BIRMINGHAM, Ala. (WBRC) - The battle over a Civil War monument in Jacksonville’s town square, spilled over Monday night into the city council chambers.
A packed house came to hear arguments for, and against, moving the Confederate soldier monument from the town square.
The statue shows a bearded Confederate soldier holding his gun, his canteen, and his bag standing atop a ten foot pedestal.
A large group of young people backed up one woman who presented a petition of 13 hundred names in favor of removing the monument.
”A monument that honors some citizens at the expense of others, does not belong in a public space that purports to represent all.
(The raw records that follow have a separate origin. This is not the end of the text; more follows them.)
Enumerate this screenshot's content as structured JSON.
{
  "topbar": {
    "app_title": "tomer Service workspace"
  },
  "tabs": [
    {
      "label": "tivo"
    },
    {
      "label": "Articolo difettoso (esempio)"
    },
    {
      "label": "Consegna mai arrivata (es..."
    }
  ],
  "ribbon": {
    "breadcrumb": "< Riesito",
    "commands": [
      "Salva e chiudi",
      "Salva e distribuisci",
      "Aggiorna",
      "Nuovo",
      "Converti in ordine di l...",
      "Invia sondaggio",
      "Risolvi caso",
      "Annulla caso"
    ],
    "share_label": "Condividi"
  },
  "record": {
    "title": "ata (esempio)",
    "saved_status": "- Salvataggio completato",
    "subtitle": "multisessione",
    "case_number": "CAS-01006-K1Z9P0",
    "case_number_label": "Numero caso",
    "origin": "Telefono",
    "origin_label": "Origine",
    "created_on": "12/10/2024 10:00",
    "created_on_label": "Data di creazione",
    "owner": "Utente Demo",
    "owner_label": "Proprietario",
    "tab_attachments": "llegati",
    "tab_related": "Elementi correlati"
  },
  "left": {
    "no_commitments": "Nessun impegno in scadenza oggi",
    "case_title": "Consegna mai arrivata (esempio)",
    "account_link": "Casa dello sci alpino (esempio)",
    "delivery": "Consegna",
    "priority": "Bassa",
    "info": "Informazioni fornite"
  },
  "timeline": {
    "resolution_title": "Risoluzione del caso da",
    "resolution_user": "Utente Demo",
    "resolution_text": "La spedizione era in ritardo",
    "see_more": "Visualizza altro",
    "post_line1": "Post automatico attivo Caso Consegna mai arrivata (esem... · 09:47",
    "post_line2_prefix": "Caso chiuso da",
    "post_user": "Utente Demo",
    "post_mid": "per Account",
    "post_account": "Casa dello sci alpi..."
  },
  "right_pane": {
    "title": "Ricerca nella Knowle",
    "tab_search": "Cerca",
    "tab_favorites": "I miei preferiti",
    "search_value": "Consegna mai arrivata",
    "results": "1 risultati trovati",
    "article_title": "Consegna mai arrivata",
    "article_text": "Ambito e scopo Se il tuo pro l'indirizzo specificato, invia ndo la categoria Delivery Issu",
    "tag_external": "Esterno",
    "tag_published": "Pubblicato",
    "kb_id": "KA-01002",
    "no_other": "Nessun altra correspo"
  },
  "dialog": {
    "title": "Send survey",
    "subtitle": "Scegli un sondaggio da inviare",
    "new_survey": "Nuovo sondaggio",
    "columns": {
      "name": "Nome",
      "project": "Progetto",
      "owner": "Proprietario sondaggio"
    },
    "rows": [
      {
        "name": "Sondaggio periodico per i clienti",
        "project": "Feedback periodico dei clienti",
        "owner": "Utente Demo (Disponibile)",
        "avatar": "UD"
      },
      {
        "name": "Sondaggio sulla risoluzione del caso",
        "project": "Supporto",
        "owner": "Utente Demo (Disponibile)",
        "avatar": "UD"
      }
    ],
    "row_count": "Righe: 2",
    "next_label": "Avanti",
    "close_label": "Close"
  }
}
We would like to see it moved, to a place where it can be preserved and contextualized as a historical object should be,” said Jennifer Luck.
But others argued in favor of keeping it in its current location, saying it honors Jacksonville’s Civil War heroes.
”It was these men’s parents, brothers, sisters and wives, and children, who erected these monuments like the one in the square, in their memory,” said Glen Turk, who lives in Piedmont.
One man who came dressed as John Pelham, a Civil War hero buried in Jacksonville, expressed befuddlement at so many statues brought down or vandalized, suggesting the vandalization of the World War II monument in Washington, D.C. was part of the same movement.
Most of those who favored moving the monument were young, but one elderly woman said it only honored slavery and should be removed.
Council members did not speak in favor of or against the monument’s removal, but Mayor Johnny Smith did thank the people who came out to speak about it.
They’ve given no indication if or when they will vote on the matter. The monument, and some markers in Jacksonville’s cemetery, were recently vandalized with spray paint.